**WHAT THE TASK ASKS**. Locate all lines in the data below that hold "time" and show them.

**Source data**.
================================
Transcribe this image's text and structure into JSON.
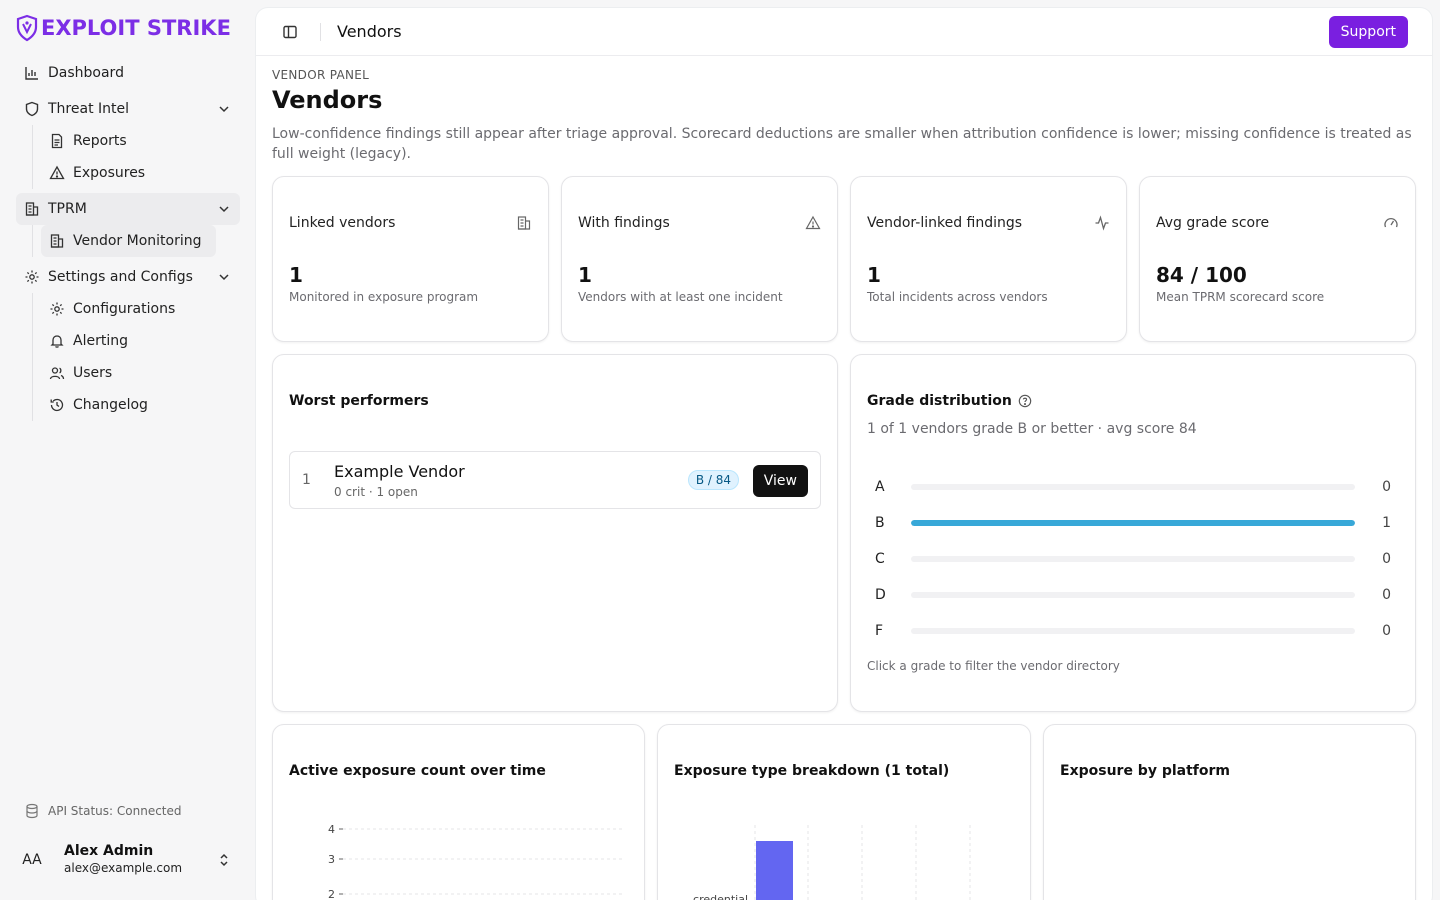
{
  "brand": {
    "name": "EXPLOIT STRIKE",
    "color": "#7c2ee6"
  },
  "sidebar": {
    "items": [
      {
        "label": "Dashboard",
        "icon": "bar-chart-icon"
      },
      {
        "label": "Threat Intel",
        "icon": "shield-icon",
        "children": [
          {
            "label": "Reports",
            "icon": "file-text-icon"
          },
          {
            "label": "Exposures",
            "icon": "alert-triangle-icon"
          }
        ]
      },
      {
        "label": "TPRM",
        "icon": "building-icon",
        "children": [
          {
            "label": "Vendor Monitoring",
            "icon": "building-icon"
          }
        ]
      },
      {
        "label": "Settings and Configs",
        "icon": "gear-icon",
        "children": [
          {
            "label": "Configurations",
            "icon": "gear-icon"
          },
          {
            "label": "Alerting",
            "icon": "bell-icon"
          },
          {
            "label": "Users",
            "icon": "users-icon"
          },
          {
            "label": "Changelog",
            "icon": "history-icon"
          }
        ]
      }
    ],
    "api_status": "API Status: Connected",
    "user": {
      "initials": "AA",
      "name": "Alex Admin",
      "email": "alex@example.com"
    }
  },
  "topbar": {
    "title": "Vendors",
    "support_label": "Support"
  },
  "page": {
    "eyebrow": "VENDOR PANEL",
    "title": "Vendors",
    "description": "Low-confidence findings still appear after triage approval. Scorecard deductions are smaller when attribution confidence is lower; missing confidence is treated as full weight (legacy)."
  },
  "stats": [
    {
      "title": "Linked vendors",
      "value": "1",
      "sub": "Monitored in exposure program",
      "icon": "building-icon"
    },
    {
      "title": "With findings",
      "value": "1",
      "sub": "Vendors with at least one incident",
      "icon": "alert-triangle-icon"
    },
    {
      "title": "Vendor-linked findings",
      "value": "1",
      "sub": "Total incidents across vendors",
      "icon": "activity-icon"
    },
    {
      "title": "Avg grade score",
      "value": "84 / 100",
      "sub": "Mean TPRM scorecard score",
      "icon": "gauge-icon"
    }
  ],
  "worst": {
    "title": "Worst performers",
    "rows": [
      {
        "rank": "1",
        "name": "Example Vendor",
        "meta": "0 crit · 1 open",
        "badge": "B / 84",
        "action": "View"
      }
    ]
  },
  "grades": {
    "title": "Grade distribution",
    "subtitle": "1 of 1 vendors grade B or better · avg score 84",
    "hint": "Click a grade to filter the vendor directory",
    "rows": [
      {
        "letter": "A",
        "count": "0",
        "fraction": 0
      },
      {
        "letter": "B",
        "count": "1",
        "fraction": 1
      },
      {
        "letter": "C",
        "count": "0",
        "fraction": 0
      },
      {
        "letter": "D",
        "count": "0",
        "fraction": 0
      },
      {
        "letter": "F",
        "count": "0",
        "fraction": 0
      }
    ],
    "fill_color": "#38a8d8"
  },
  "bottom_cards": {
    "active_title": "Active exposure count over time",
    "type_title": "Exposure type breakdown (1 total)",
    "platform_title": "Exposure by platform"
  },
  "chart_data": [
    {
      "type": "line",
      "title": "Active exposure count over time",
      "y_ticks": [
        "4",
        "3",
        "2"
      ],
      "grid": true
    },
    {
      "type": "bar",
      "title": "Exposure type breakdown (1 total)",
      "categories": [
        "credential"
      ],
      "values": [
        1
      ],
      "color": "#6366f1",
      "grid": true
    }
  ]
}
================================
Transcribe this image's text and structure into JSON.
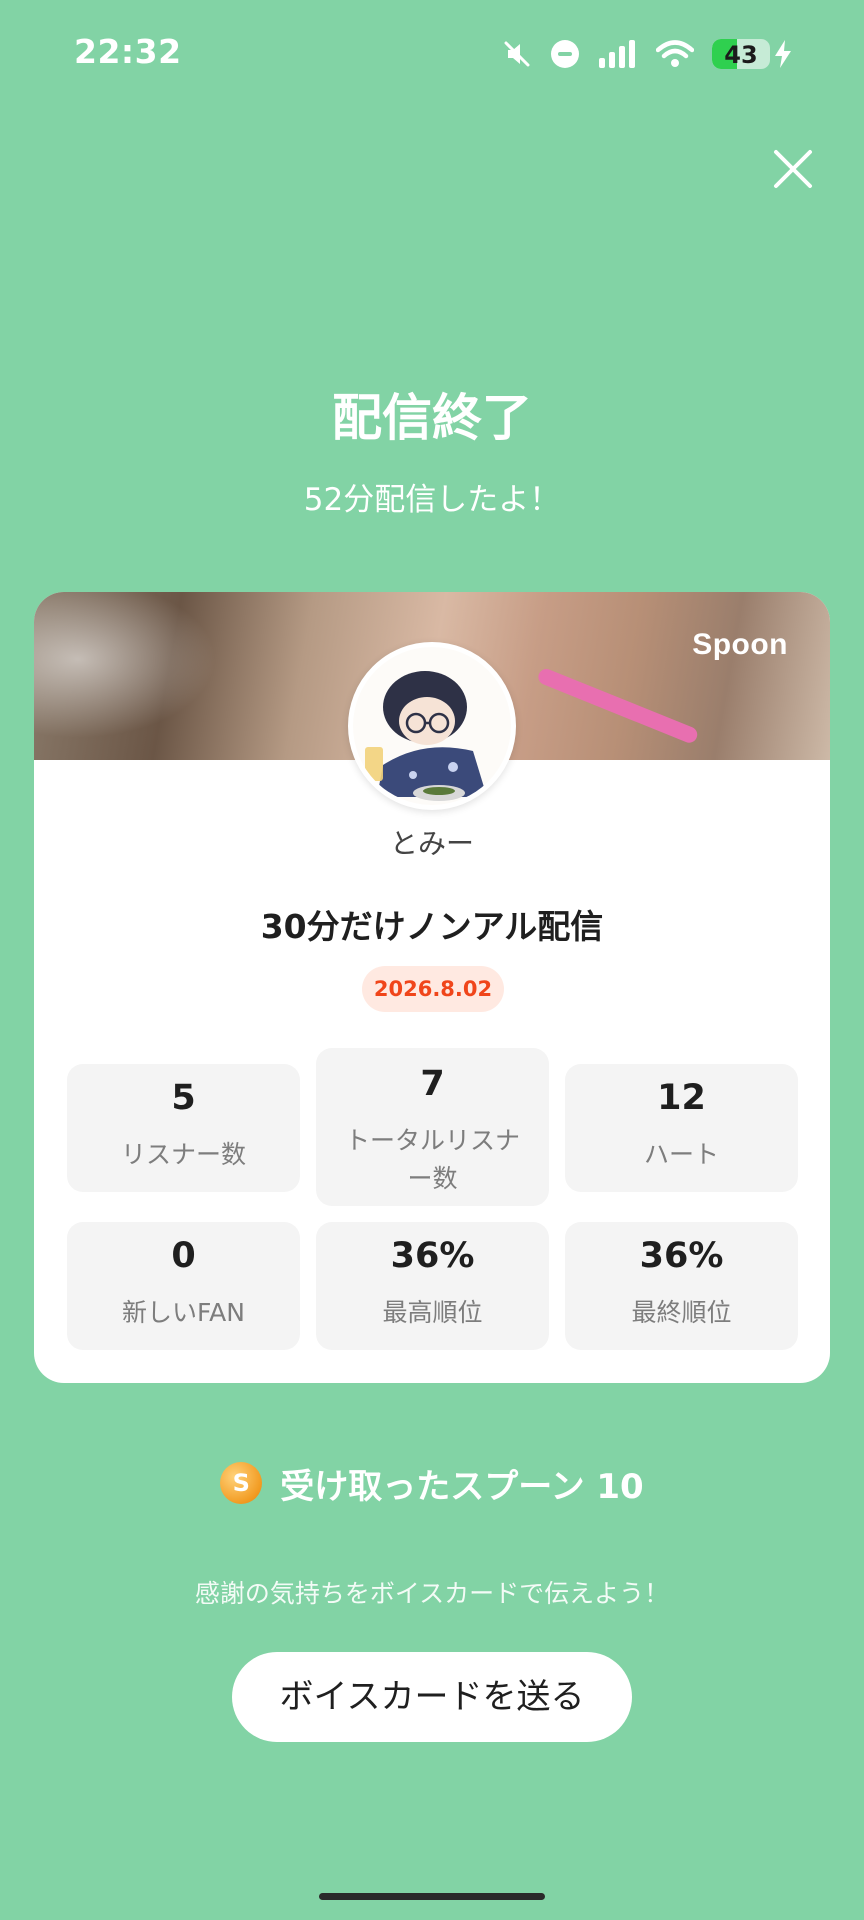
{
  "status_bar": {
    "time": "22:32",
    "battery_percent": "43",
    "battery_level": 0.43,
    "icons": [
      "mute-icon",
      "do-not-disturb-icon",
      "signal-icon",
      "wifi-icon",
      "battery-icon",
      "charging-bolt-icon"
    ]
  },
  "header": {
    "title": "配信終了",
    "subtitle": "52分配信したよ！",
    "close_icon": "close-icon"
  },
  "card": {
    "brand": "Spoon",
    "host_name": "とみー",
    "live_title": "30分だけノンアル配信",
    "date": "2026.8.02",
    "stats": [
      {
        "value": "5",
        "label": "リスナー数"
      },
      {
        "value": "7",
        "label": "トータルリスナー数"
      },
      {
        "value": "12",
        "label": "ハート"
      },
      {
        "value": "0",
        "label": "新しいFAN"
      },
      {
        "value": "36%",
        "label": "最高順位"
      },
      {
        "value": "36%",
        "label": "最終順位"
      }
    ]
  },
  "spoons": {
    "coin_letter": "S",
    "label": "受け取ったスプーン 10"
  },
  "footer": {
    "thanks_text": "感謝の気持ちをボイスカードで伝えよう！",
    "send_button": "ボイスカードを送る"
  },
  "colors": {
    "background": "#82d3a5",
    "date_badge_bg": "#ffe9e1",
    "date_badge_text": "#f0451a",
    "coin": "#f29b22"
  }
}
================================
**ANSWER FOR THIS EXERCISE**.
    "active_title": "Active exposure count over time",
      "title": "Active exposure count over time",
    "time": "22:32",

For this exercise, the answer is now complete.